Beyond system requirements, businesses are also accountable for making sure that their human resources can implement and maintain these programs. Businesses must: 1) designate one or more employees to maintain the security program, 2) provide ongoing employee training, and 3) develop security policies for employees relating to the storage, access, and transportation of records.
However, according to the Commonwealth, these safeguards should be appropriate to the size of the business, the amount of resources available to that business, and the amount of sensitive data stored. Essentially, the law requires businesses to put forth their “best effort” to ensure certain types of data are protected to the best of their ability.
If a public data breach does occur, the application of this law will hinge on the answer to the question, “Did you do everything within your power to protect this information?” To some extent, this nebulous definition can lead to legal debates of technical possibilities versus financial burden.
Businesses Are Culpable for Third Parties
In addition, businesses are also responsible for the security practices of any third-party vendors that may have access to the PII of their clients. Companies subsequently must take “reasonable steps” to select third-party service providers that maintain appropriate security measures.
Intronis is a Massachusetts-based cloud backup and recovery provider that already employs these strict security measures. Our partners who resell our cloud backup solution in Massachusetts, Nevada, and throughout North America are assured that their clients’ data is safe, and that our methods are in compliance with the law. Intronis encrypts the data we store twice — at rest when in our mirrored data center and in transit.

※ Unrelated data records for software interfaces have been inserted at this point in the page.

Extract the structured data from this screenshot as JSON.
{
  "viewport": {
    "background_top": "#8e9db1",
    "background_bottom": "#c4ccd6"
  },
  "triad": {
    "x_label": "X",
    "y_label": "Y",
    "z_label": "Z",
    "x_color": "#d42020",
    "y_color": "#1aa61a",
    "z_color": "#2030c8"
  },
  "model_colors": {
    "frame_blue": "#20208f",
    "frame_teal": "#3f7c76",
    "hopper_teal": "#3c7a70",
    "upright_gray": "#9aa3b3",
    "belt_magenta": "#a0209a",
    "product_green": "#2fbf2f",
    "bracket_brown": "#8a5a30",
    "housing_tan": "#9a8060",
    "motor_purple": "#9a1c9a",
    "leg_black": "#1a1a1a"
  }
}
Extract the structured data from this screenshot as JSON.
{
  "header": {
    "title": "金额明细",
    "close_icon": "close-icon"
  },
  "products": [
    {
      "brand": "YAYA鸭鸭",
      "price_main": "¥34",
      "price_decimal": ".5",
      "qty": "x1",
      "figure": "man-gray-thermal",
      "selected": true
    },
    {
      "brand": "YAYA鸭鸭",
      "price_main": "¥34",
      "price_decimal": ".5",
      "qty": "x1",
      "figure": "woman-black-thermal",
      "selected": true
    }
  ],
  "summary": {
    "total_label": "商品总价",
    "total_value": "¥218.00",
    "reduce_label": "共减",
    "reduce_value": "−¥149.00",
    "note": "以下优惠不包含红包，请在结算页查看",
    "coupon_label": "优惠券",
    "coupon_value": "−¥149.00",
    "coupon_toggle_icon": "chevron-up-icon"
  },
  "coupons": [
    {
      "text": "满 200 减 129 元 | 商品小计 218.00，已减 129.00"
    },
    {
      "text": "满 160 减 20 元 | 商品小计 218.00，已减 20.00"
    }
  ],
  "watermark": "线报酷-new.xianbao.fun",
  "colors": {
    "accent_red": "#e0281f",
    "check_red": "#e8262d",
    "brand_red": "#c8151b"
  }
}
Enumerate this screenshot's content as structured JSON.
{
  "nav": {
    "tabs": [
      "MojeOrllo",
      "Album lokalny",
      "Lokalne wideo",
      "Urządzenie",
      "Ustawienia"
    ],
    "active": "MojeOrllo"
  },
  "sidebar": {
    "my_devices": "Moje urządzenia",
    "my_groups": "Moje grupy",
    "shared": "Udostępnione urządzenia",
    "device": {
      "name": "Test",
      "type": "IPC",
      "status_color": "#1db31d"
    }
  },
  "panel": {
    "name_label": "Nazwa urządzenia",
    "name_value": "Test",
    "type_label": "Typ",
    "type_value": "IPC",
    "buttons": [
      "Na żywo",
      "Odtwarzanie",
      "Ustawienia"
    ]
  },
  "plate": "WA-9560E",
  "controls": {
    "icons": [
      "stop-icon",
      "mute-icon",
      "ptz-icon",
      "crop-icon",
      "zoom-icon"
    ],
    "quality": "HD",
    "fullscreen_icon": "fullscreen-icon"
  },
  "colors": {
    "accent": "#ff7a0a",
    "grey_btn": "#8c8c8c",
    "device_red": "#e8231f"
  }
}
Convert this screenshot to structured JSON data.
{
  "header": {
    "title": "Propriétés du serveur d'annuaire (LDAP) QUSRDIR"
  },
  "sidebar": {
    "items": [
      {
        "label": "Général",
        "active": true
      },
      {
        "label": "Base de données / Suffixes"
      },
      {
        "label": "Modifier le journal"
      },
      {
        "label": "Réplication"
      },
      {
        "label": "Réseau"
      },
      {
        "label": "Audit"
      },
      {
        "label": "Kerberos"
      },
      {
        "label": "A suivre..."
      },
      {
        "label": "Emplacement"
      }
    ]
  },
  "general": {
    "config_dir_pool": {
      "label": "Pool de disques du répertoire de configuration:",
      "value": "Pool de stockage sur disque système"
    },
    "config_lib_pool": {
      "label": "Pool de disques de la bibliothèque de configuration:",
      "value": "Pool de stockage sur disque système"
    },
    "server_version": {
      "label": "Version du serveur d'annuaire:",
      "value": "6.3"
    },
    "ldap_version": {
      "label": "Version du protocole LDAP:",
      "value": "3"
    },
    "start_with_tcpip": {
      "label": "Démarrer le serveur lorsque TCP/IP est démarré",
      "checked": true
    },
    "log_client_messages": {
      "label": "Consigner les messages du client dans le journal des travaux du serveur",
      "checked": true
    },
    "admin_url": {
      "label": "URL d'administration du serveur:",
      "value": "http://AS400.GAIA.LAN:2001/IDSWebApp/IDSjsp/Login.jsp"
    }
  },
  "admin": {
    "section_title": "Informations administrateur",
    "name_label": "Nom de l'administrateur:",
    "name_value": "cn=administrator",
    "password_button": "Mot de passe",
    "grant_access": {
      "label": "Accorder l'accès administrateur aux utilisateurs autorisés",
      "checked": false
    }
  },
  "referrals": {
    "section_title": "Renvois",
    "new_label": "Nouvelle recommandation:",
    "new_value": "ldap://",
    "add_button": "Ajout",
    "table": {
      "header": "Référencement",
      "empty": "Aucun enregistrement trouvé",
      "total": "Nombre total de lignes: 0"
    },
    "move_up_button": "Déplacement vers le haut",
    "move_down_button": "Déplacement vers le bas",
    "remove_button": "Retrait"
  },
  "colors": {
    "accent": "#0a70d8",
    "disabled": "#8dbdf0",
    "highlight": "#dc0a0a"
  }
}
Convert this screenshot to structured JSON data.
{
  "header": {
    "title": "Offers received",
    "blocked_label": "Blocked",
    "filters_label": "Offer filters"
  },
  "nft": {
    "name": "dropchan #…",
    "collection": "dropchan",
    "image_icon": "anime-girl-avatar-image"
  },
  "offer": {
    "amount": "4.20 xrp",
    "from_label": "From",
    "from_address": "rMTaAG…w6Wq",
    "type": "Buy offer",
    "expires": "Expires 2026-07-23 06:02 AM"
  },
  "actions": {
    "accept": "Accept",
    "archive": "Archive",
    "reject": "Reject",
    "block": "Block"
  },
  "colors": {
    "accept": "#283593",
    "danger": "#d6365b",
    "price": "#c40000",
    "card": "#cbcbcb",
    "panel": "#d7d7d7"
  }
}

Even before data is transported to our mirrored data centers, it is encrypted using 256-bit AES security — a more stringent level of security than even cloud banking institutions use. Intronis’ data centers —located thousands of miles apart — have biometric controlled access, 24/7 monitoring, and backup generators.
The Bottom Line
Although Massachusetts and Nevada were the first states to enact strict data laws, much of the nation has followed suit in more recent years. In fact, Alabama, New Mexico and South Dakota are the only three states lacking any type of data protection or breach notification law. All signs point to the impending passage of a standardized national law to govern these matters, while international statutes are already in place and accelerating.
It is simply good business practice to go above and beyond the call of compliance and take every precaution to safeguard all data. Companies who are proactive in protecting their data will be better positioned to retain their clientele and attract new prospects as fears of breach continue to flourish.
Would you like to know more?
Standards for Protection of Personal Information of Residents of The Commonwealth